As a commercial enterprise you need to gain an allowance to operate your drone following one of these three methods:

  1. Special Airworthiness Certificates – Experimental Category (SAC-EC) for civil aircraft to perform research and development, crew training, and market surveys. However, carrying persons or property for compensation or hire is prohibited. For more information, please contact the Airworthiness Certification Service, AIR-113, at 202-267-1575. 1,3
  2. Obtain a UAS type and airworthiness certificate in the Restricted Category (14 CFR § 21.25(a)(2) and § 21.185) for a special purpose or a type certificate for production of the UAS under 14 CFR § 21.25(a)(1) or § 21.17. 7,8
  3. Petition for Exemption with a civil Certificate of Waiver or Authorization (COA) for civil aircraft to perform commercial operations in low-risk, controlled environments.

The FAA suggests that the process from application to acceptance will take anywhere from 2 months to 1 year. As a bonus IF you do receive permission the operator of the aircraft has to hold a pilot certificate… ie they need to be a pilot.

So what about all these other parks that have already done this themselves? The answer is they are lucky… so far. The videos look cool but is the risk and liability worth it and do potential customers actually care? The official rules on drones are set to come out this next year and it is looking more likely that they will be even more restrictive than the temporary one currently in place. In the meantime it is our professional opinion that you should save your money and just shoot your video from ground level.

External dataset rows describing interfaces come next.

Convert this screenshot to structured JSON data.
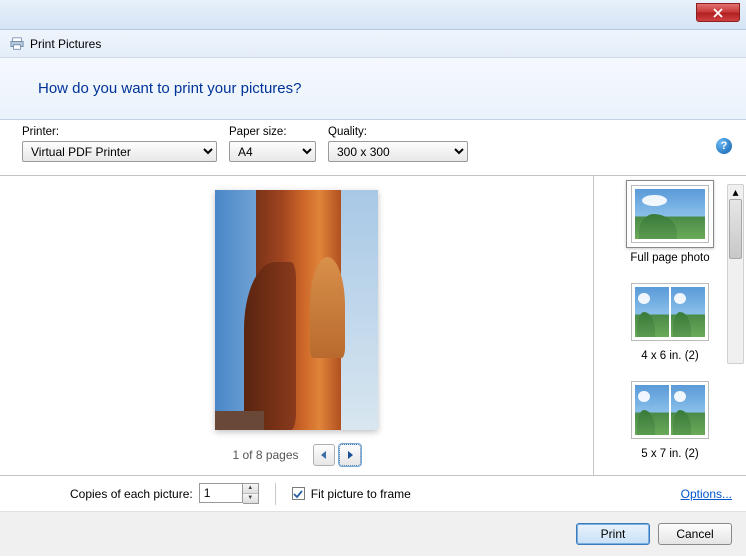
{
  "window": {
    "title": "Print Pictures"
  },
  "banner": {
    "question": "How do you want to print your pictures?"
  },
  "controls": {
    "printer_label": "Printer:",
    "printer_value": "Virtual PDF Printer",
    "paper_label": "Paper size:",
    "paper_value": "A4",
    "quality_label": "Quality:",
    "quality_value": "300 x 300"
  },
  "pager": {
    "text": "1 of 8 pages"
  },
  "layouts": [
    {
      "label": "Full page photo",
      "selected": true,
      "cells": 1
    },
    {
      "label": "4 x 6 in. (2)",
      "selected": false,
      "cells": 2
    },
    {
      "label": "5 x 7 in. (2)",
      "selected": false,
      "cells": 2
    }
  ],
  "bottom": {
    "copies_label": "Copies of each picture:",
    "copies_value": "1",
    "fit_label": "Fit picture to frame",
    "fit_checked": true,
    "options_link": "Options...",
    "print_btn": "Print",
    "cancel_btn": "Cancel"
  }
}
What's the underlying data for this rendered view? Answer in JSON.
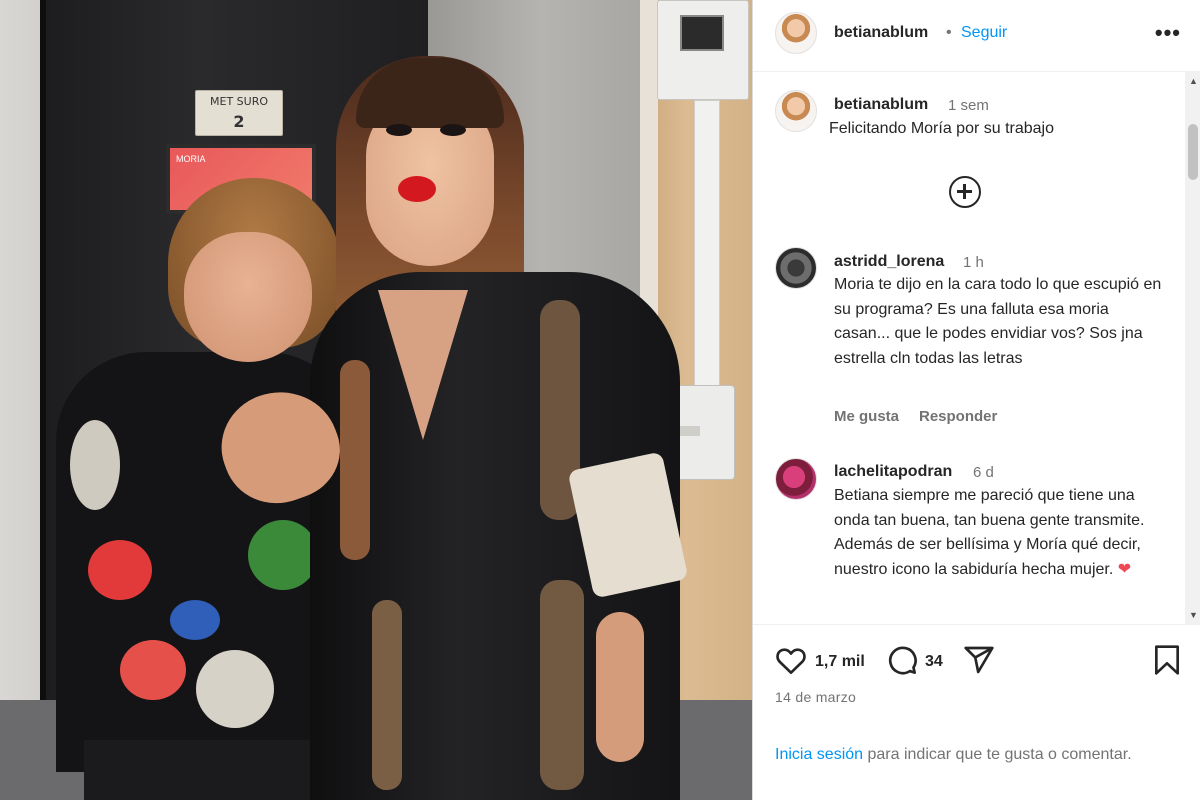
{
  "post": {
    "author": "betianablum",
    "follow_label": "Seguir",
    "separator": "•",
    "more_label": "•••"
  },
  "photo": {
    "sign_text": "MET SURO",
    "sign_number": "2",
    "poster_text": "MORIA"
  },
  "caption": {
    "username": "betianablum",
    "time": "1 sem",
    "text": "Felicitando Moría por su trabajo"
  },
  "comments": [
    {
      "username": "astridd_lorena",
      "time": "1 h",
      "text": "Moria te dijo en la cara todo lo que escupió en su programa? Es una falluta esa moria casan... que le podes envidiar vos? Sos jna estrella cln todas las letras",
      "like_label": "Me gusta",
      "reply_label": "Responder"
    },
    {
      "username": "lachelitapodran",
      "time": "6 d",
      "text": "Betiana siempre me pareció que tiene una onda tan buena, tan buena gente transmite. Además de ser bellísima y Moría qué decir, nuestro icono la sabiduría hecha mujer.",
      "emoji": "❤"
    }
  ],
  "actions": {
    "likes": "1,7 mil",
    "comments": "34",
    "date": "14 de marzo",
    "login_link": "Inicia sesión",
    "login_rest": " para indicar que te gusta o comentar."
  },
  "icons": [
    "heart-icon",
    "comment-icon",
    "share-icon",
    "bookmark-icon",
    "plus-circle-icon",
    "more-icon"
  ]
}
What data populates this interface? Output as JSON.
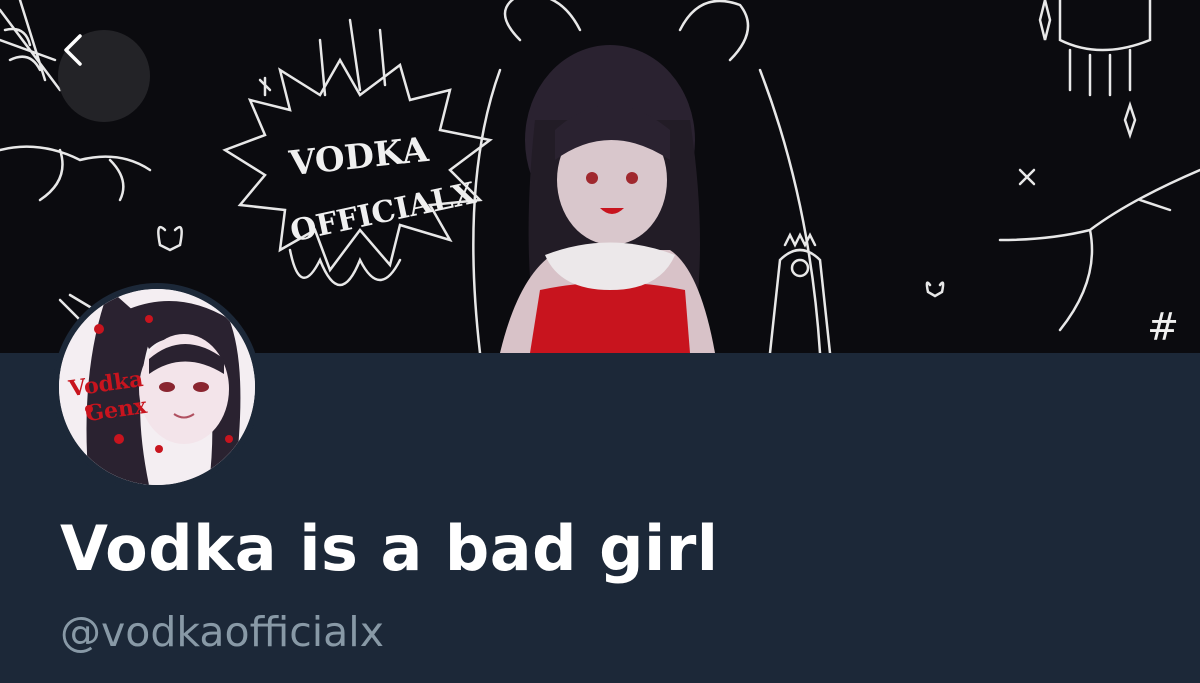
{
  "banner": {
    "art_text_line1": "VODKA",
    "art_text_line2": "OFFICIALX",
    "hash_glyph": "#"
  },
  "nav": {
    "back_icon": "chevron-left-icon"
  },
  "avatar": {
    "logo_line1": "Vodka",
    "logo_line2": "Genx"
  },
  "profile": {
    "display_name": "Vodka is a bad girl",
    "handle": "@vodkaofficialx"
  },
  "colors": {
    "profile_bg": "#1c2838",
    "banner_bg": "#0b0b0f",
    "name_color": "#ffffff",
    "handle_color": "#8899a6",
    "accent_red": "#c8141e"
  }
}
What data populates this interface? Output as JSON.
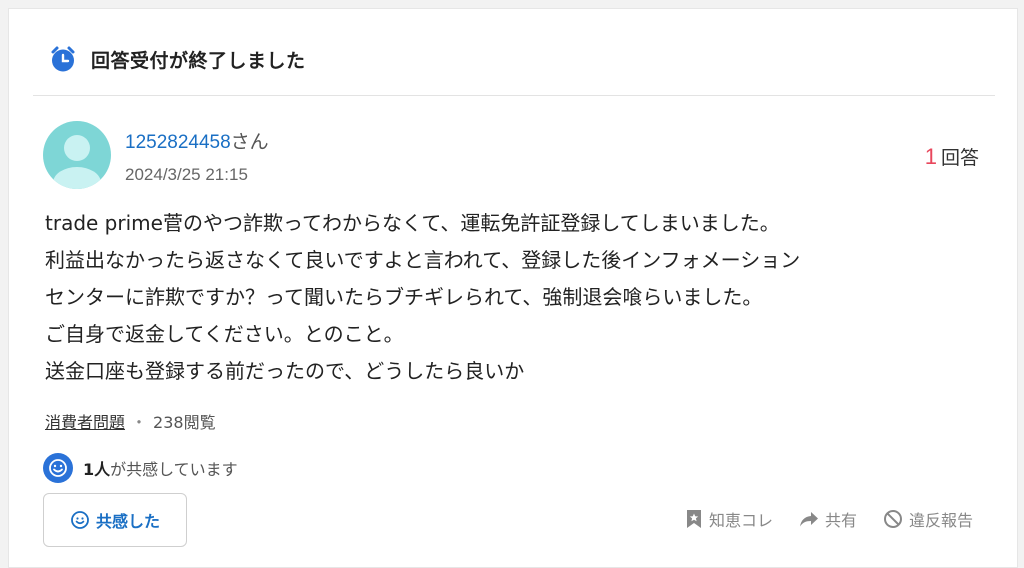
{
  "header": {
    "title": "回答受付が終了しました",
    "icon": "alarm-clock-icon",
    "icon_color": "#2a72d8"
  },
  "question": {
    "user_name": "1252824458",
    "user_suffix": "さん",
    "posted_at": "2024/3/25 21:15",
    "answer_count": "1",
    "answer_label": "回答",
    "body_lines": [
      "trade prime菅のやつ詐欺ってわからなくて、運転免許証登録してしまいました。",
      "利益出なかったら返さなくて良いですよと言われて、登録した後インフォメーション",
      "センターに詐欺ですか？って聞いたらブチギレられて、強制退会喰らいました。",
      "ご自身で返金してください。とのこと。",
      "送金口座も登録する前だったので、どうしたら良いか"
    ],
    "category": "消費者問題",
    "separator": "・",
    "views": "238閲覧"
  },
  "empathy": {
    "count": "1人",
    "suffix": "が共感しています",
    "button_label": "共感した"
  },
  "actions": {
    "chiebukuro": "知恵コレ",
    "share": "共有",
    "report": "違反報告"
  },
  "colors": {
    "link": "#1a6fc4",
    "accent_red": "#e8475c",
    "avatar": "#7ed6d6"
  }
}
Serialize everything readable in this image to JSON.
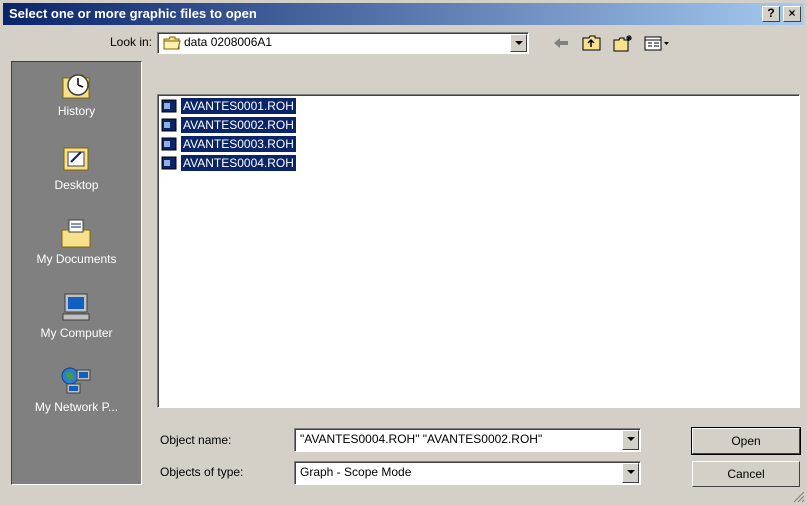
{
  "window": {
    "title": "Select one or more graphic files to open",
    "help_button": "?",
    "close_button": "×"
  },
  "lookin": {
    "label": "Look in:",
    "value": "data 0208006A1",
    "icons": [
      "back-arrow-icon",
      "up-folder-icon",
      "new-folder-icon",
      "view-menu-icon"
    ]
  },
  "places": [
    {
      "label": "History",
      "icon": "history-icon"
    },
    {
      "label": "Desktop",
      "icon": "desktop-icon"
    },
    {
      "label": "My Documents",
      "icon": "my-documents-icon"
    },
    {
      "label": "My Computer",
      "icon": "my-computer-icon"
    },
    {
      "label": "My Network P...",
      "icon": "my-network-places-icon"
    }
  ],
  "files": [
    {
      "name": "AVANTES0001.ROH",
      "selected": true
    },
    {
      "name": "AVANTES0002.ROH",
      "selected": true
    },
    {
      "name": "AVANTES0003.ROH",
      "selected": true
    },
    {
      "name": "AVANTES0004.ROH",
      "selected": true
    }
  ],
  "object_name": {
    "label": "Object name:",
    "value": "\"AVANTES0004.ROH\" \"AVANTES0002.ROH\""
  },
  "object_type": {
    "label": "Objects of type:",
    "value": "Graph - Scope Mode"
  },
  "buttons": {
    "open": "Open",
    "cancel": "Cancel"
  }
}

Mark Koep is the Founder and CEO of CampgroundViews.com a company with over 2,000 RV parks and campgrounds on film for campers to see. Learn more at www.CampgroundViews.com

 

Sources:
https://www.faa.gov/uas/faq/
https://www.faa.gov/uas/
http://arstechnica.com/tech-policy/2015/10/faa-proposes-1-9m-fine-after-company-flew-drones-over-new-york-chicago/